-------- RECORDS --------

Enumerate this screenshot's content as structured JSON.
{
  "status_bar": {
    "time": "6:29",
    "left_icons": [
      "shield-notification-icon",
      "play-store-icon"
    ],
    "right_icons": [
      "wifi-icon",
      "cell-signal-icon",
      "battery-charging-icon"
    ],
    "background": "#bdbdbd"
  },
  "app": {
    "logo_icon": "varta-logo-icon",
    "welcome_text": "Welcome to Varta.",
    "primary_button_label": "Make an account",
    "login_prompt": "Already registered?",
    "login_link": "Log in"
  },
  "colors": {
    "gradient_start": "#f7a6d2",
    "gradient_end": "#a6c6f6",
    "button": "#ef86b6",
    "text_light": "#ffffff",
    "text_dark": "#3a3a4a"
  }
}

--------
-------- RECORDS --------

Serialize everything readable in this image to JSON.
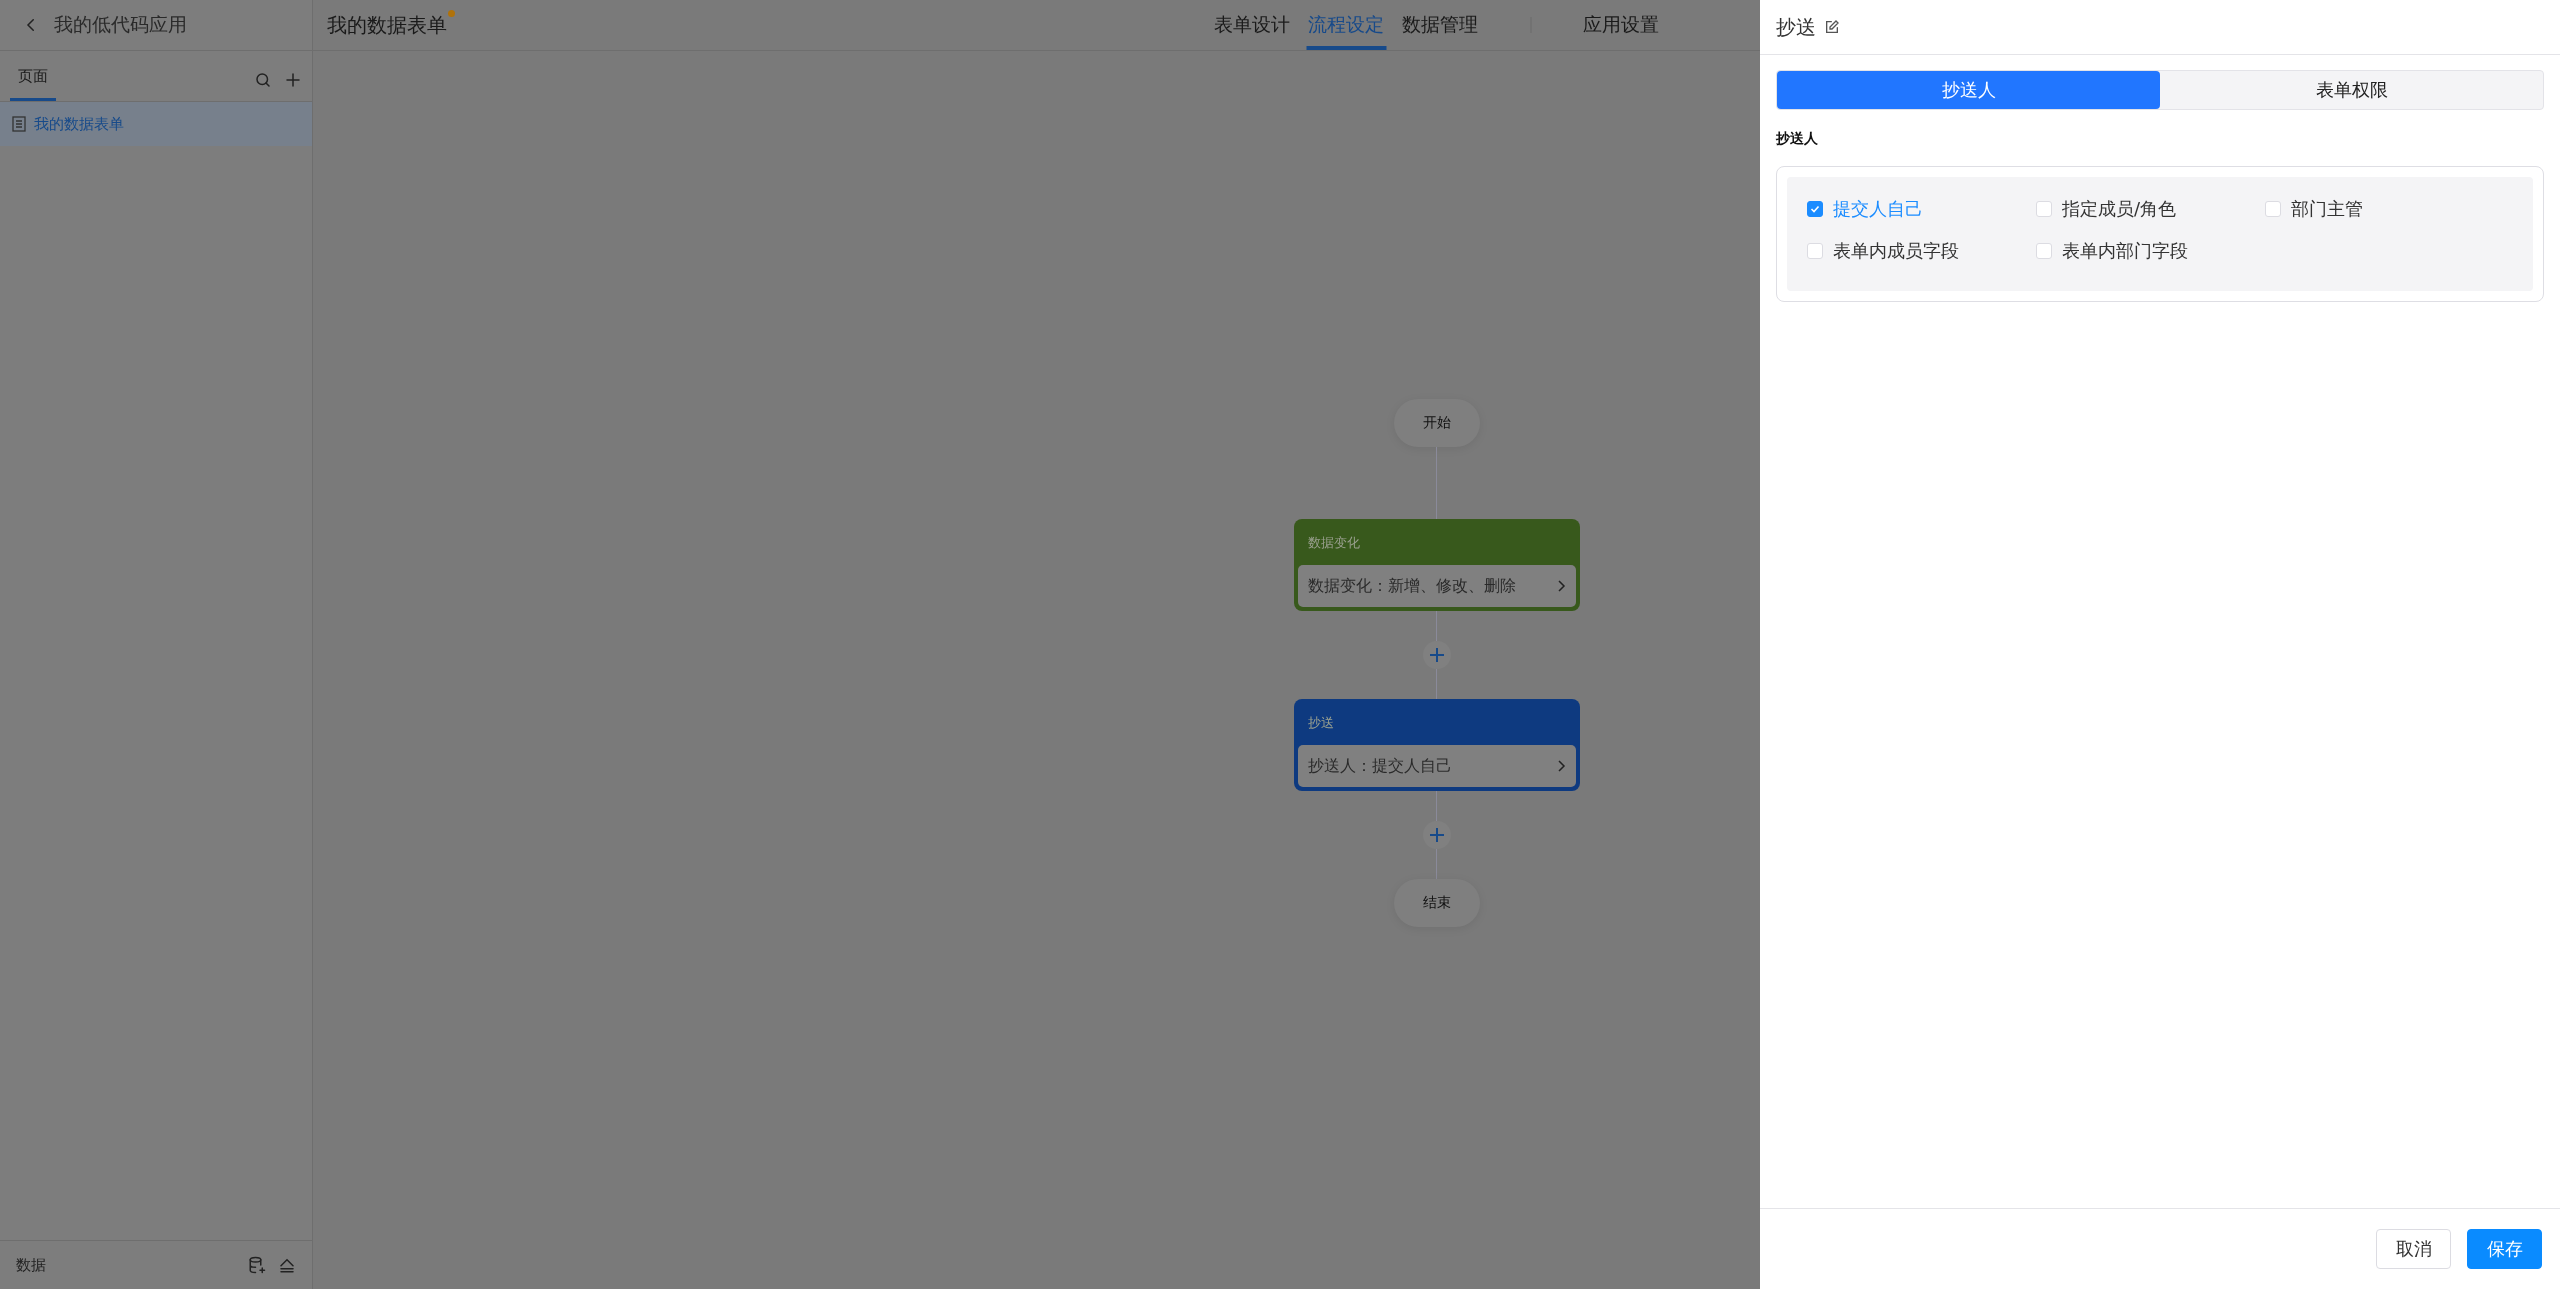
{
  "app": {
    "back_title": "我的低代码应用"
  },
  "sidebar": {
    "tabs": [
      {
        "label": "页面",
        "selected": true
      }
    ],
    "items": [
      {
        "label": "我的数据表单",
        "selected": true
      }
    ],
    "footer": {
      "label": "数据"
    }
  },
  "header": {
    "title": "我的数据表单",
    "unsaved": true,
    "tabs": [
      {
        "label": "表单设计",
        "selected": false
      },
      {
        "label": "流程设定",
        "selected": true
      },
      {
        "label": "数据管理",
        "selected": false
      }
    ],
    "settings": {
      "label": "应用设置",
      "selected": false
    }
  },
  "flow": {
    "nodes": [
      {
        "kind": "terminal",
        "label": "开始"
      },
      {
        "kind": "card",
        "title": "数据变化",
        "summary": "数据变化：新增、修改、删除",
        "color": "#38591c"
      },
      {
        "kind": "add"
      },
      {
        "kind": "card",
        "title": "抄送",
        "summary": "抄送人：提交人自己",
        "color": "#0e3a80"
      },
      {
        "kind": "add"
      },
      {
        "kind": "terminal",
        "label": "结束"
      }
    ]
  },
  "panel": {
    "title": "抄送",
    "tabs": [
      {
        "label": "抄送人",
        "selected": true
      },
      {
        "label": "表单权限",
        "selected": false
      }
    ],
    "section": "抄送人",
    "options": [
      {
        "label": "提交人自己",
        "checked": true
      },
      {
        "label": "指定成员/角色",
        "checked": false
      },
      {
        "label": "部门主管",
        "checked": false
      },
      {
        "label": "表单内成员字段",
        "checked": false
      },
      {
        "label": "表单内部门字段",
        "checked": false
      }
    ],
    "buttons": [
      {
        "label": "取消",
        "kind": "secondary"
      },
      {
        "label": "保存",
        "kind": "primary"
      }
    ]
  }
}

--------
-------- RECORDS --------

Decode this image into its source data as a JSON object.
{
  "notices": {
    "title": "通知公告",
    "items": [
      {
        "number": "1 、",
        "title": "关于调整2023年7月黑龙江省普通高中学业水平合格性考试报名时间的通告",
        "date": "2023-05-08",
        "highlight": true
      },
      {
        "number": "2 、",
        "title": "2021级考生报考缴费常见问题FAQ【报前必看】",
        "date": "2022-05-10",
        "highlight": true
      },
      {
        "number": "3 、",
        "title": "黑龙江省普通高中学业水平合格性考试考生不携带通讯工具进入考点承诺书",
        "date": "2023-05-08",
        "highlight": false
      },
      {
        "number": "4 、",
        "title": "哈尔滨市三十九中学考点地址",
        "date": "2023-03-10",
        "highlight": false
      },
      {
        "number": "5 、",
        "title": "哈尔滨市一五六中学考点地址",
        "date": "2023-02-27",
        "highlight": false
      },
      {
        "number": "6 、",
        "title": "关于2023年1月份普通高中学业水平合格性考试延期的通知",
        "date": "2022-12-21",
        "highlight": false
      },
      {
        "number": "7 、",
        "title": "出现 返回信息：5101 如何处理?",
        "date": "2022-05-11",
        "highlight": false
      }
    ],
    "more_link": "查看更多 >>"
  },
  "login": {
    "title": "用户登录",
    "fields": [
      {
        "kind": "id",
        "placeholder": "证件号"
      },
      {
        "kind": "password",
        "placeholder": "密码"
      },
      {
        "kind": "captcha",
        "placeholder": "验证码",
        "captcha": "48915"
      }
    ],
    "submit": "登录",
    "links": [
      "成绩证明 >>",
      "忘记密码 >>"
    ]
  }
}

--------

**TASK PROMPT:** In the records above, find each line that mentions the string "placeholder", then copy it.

**OUTPUT:**
        "placeholder": "证件号"
        "placeholder": "密码"
        "placeholder": "验证码",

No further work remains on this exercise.